Officer Parrish had noticed that Yvonne’s yard was severely overgrown so she figured they would try to get that taken care of as well after Yvonne said that her lawn guy was out due to a recent surgery. It just so happened that a lawn service, Green Earth Landscaping and Maintenance, was on the street servicing the neighbor’s yard. Officer Parrish spoke with the owner, Robert Ovarlet, who offered to set up permanent service for Yvonne and, when asked if he could cut the grass that day, he offered to do it for free to do his part in the community.
The officers also set out to replace Yvonne’s car battery. One of Tampa’s police street sergeants had built up a wonderful relationship with local businesses, and while the sergeant was at a local Walmart with Officer Parrish and her partner purchasing the battery for Yvonne, the manager told the three of them that the battery was being donated on behalf of Walmart to help out Yvonne during these tough times. Officer Parrish and her partner then took the new battery to Yvonne’s house. Once they installed the battery, they were able to get her car started.
After finding out that Yvonne’s cell phone contract had expired and she had no phone service, Officer Parrish researched affordable senior phone plans for her. She also helped Yvonne contact the mobile phone company to get her new cell phone service started. The mobile service provider set her up with an account over the phone and said they would mail her a new SIM card. The day after Officer Parrish had been to Yvonne’s house, she sent her a letter to let her know she would be back to assist her in setting up the new card.
Officer Parrish also called Yvonne’s brother, Steve, to assure him that his sister was okay. Furthermore, to ensure Yvonne would have a hot meal at least three days a week, Officer Parrish helped secure food delivery from Meals on Wheels.
Officer Parrish was able to make all these things come together because she and her fellow public servants in the Tampa Police Department have built strong relationships with members of the private and nonprofit sectors. She told me that everyone in the community comes together to help out their neighbors in times of need. Speaking of herself and her colleagues in the department, she said “We love to serve our citizens… [and] we are here for our members in the community and do our part to take care of those who need it.”
I am inspired by this story because, like so many of her colleagues in the public sector, Officer Parrish is a talented young person with a graduate degree who, undoubtedly, would be very successful in a more lucrative career field. Yet, her and many others like her have chosen to become public servants, selflessly serving their communities in so many areas where the needs are greater than the resources at their disposal. In spite of this, these true local heroes orchestrate tremendously effective cross-sector partnerships to meet those needs.

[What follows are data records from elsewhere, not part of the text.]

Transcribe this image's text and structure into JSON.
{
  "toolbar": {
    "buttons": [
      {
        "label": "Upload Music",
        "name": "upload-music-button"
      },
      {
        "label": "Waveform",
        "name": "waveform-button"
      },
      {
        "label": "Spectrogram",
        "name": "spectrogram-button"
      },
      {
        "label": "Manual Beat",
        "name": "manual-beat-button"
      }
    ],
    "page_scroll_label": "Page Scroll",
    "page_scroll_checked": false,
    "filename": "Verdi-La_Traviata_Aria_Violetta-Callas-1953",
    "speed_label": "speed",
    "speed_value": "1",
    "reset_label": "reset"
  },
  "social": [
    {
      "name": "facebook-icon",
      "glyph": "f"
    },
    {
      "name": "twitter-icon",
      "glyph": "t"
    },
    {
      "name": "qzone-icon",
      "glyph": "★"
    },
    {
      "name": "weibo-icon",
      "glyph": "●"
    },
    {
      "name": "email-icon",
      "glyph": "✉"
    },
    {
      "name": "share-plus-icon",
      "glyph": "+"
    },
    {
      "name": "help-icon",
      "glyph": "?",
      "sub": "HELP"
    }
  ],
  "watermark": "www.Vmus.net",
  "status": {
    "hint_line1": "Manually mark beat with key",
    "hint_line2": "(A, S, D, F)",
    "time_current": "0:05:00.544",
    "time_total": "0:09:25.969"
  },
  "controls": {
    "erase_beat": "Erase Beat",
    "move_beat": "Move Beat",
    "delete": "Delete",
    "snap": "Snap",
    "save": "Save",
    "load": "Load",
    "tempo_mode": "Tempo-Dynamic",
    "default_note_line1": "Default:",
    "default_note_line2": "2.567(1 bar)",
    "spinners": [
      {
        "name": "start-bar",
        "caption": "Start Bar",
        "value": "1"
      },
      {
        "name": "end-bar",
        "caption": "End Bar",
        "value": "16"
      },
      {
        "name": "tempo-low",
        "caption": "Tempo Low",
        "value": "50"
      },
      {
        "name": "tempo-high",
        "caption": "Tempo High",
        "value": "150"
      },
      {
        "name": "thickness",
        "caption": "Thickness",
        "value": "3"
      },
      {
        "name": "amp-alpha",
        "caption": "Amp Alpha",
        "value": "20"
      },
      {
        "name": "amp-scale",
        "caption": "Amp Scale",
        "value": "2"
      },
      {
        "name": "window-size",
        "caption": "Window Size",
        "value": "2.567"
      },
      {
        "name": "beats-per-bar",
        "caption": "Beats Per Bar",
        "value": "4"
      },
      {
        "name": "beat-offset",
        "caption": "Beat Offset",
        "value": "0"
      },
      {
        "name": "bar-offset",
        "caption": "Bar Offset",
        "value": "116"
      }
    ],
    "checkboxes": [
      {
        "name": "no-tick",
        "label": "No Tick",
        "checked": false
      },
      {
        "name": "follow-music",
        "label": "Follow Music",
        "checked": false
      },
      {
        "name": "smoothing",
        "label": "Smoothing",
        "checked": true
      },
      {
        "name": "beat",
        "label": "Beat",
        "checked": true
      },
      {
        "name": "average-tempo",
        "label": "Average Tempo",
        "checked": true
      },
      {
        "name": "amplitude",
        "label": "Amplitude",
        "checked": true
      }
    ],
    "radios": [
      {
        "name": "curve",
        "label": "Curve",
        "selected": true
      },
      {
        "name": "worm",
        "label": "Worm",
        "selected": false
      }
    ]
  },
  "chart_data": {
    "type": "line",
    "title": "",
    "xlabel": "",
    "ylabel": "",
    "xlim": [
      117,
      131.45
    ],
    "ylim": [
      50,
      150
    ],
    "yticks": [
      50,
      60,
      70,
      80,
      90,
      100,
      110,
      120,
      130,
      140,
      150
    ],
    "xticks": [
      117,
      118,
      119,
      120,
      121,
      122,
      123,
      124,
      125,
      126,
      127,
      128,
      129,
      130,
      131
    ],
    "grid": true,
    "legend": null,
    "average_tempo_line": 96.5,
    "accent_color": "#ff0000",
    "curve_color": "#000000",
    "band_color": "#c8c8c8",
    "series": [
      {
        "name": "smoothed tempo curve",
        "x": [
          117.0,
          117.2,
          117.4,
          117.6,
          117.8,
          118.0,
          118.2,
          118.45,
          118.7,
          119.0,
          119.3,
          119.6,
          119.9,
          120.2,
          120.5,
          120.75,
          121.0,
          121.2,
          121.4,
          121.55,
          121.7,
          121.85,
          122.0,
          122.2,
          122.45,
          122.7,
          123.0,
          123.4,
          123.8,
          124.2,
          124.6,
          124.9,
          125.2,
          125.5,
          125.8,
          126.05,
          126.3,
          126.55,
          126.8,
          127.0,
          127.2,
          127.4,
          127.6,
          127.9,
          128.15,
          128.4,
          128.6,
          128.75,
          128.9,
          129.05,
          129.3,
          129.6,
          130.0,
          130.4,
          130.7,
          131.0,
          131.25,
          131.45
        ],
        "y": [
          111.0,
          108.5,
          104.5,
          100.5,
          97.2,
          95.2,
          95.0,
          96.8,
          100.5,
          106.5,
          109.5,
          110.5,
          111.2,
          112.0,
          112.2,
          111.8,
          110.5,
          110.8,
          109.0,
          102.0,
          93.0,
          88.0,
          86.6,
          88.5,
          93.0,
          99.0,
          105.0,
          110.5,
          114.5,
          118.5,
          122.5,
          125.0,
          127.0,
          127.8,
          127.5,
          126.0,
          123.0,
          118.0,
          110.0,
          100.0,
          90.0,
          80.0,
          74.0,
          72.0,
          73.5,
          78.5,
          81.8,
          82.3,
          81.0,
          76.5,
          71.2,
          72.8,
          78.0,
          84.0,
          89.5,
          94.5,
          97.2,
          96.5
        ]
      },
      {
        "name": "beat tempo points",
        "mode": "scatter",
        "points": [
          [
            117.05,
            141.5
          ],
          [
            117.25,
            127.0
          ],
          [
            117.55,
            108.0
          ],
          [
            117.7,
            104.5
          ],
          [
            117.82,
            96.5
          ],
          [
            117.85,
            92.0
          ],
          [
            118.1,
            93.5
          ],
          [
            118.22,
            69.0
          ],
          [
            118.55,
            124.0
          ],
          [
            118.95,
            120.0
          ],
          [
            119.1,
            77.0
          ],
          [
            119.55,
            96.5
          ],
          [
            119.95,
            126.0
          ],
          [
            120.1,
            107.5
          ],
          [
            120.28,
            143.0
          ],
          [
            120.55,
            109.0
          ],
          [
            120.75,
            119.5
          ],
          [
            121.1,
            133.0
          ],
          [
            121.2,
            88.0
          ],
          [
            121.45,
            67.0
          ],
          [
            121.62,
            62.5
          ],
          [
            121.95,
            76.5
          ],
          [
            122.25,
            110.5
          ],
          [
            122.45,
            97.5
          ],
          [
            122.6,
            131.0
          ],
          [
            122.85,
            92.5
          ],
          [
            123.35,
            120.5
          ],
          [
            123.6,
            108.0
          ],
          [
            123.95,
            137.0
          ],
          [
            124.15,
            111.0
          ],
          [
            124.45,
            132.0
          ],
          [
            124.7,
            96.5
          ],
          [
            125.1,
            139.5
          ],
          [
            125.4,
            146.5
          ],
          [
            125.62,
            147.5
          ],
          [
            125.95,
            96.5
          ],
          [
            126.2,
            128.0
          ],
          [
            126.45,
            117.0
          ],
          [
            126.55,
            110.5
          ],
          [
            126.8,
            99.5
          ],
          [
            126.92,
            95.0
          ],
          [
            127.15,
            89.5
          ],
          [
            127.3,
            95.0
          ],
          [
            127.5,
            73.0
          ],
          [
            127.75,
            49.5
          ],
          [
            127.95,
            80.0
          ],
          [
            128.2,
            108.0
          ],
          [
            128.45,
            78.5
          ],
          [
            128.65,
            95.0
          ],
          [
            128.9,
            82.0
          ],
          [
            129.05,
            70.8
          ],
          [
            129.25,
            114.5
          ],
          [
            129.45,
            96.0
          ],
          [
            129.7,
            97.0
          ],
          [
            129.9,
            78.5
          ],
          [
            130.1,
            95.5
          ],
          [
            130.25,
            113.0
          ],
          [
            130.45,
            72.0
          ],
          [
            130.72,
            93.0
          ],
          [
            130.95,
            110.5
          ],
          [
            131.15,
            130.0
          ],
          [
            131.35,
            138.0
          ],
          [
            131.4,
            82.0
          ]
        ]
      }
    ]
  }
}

Michael Folkray is a GovLoop Featured Contributor. He is developing the next generation of world-changing leaders. After a decade in private industry, he chose to dedicate the rest of his career to public service. Michael’s major areas of responsibility in the Federal Government have included adjudications, quality assurance and customer service. Since 2003, he has served in various leadership positions in Dallas, TX, and Washington, DC. He is the founder and leader of a leadership book club for his office’s management team. Michael earned a Bachelor of Business Administration from the University of Texas at Arlington and is a graduate of the Federal Executive Institute. Follow him on LinkedIn, Twitter or Instagram.